The Value of Repetition
Norman Vincent Peale is credited with saying that “repetition of the same thought or physical action develops into habit, which repeated frequently enough becomes an automatic reflex”. In the case of flying, having the correct automatic reflex is crucial. Chair flying is one of the best ways pilots can practice and achieve this. Indeed, it offers an affordable, accessible option to flight practice and can greatly improve individual performance may be great resource in developing crew resource management.
How to Chair Fly
I recall while initially learning to fly how the instructors would consistently emphasize the importance of chair flying. The problem was that I didn’t really understand what chair flying was or how to do it. Looking back on it now, I could have saved myself a lot of headache had I just asked what they meant and sought clarification on how to best fly the chair. The reality is that chair flying is an incredible preflight tool that is oftentimes misunderstood and underutilized.
To start chair flying, pilots should first find a conducive space to practice. Many people find an office like environment to be helpful. Considering chair flying is largely a mental exercise having a quiet area is also beneficial to flight visualization. A cockpit printout may be included in training materials depending upon the program and airframe. If you do not have a cockpit printout many copy and print stores can make them with provided images and specifications. However, the best option is to chair fly in the plane if possible. This provides the exact, rather than just similar, spatial orientation when it comes to muscle memory.

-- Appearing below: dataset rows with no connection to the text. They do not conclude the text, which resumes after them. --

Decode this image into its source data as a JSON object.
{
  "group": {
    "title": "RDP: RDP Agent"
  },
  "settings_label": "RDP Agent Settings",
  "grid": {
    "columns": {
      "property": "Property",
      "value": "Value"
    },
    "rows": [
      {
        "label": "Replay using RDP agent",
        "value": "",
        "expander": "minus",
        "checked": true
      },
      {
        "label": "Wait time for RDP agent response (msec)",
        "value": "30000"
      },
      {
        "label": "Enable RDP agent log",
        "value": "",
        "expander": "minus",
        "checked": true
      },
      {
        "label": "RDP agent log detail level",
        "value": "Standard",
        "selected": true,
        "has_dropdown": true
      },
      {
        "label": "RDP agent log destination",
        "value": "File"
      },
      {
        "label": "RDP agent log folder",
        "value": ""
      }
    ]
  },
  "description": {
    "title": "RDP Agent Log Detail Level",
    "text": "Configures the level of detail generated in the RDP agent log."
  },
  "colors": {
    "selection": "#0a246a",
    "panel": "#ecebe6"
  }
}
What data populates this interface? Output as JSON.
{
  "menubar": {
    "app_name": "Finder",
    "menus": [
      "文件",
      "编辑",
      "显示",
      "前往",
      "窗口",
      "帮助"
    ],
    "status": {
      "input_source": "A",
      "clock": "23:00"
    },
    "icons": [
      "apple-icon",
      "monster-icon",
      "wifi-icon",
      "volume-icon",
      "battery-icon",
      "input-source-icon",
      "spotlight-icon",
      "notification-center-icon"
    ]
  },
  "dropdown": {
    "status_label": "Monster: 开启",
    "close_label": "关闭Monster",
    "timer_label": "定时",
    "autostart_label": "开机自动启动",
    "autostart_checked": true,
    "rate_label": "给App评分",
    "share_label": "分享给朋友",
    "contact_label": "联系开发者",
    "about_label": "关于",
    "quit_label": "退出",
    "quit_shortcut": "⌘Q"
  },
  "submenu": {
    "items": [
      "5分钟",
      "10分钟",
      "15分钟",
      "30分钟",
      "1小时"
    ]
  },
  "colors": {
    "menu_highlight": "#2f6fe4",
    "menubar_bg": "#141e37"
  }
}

The mental aspect of chair flying remains the most critical though. Pilots should go through the flight plan or specific portion step by step and with great care, paying particular attention to detail. By being meticulous and conscious in action pilots will create better habit patterns that will carry over to flying.
The benefit of repetition innate to chair flying is obvious. However, setting and reaching milestones is equally as important. Flight visualization with chair flying allows pilots to set concrete goals that may not be easily achieved through flight time alone. A great example of this is checklist usage and discipline and perhaps some crew resource management techniques. Some checklists may only be referenced once every flight or, in some cases, not even every flight. As you might not see these checklists as often, chair flying them can not only help with familiarity and speed, but also improve accuracy.
For instance, one of the planes I’ve flown has a preflight that averages an hour and a half among experienced crewmembers. When first learning the aircraft, my copilot and I were taking well over 2 hours to complete the preflight. The program required that we demonstrate (by chair flying) a preflight in less than an hour and 45 minutes. The only way to cut down our time was to chair fly until our checklist comfort level improved and process efficiency ensued. After multiple sessions of chair flying, we were able to consistently meet the time requirement and reach that milestone in our training program.
Through repetition, familiarity and confidence grow. While the usefulness of chair flying can’t be fully captured in a single article or experience, undoubtedly, when correctly employed, pilot can recognize the many benefits in CRM, flight visualization, and procedural efficiency.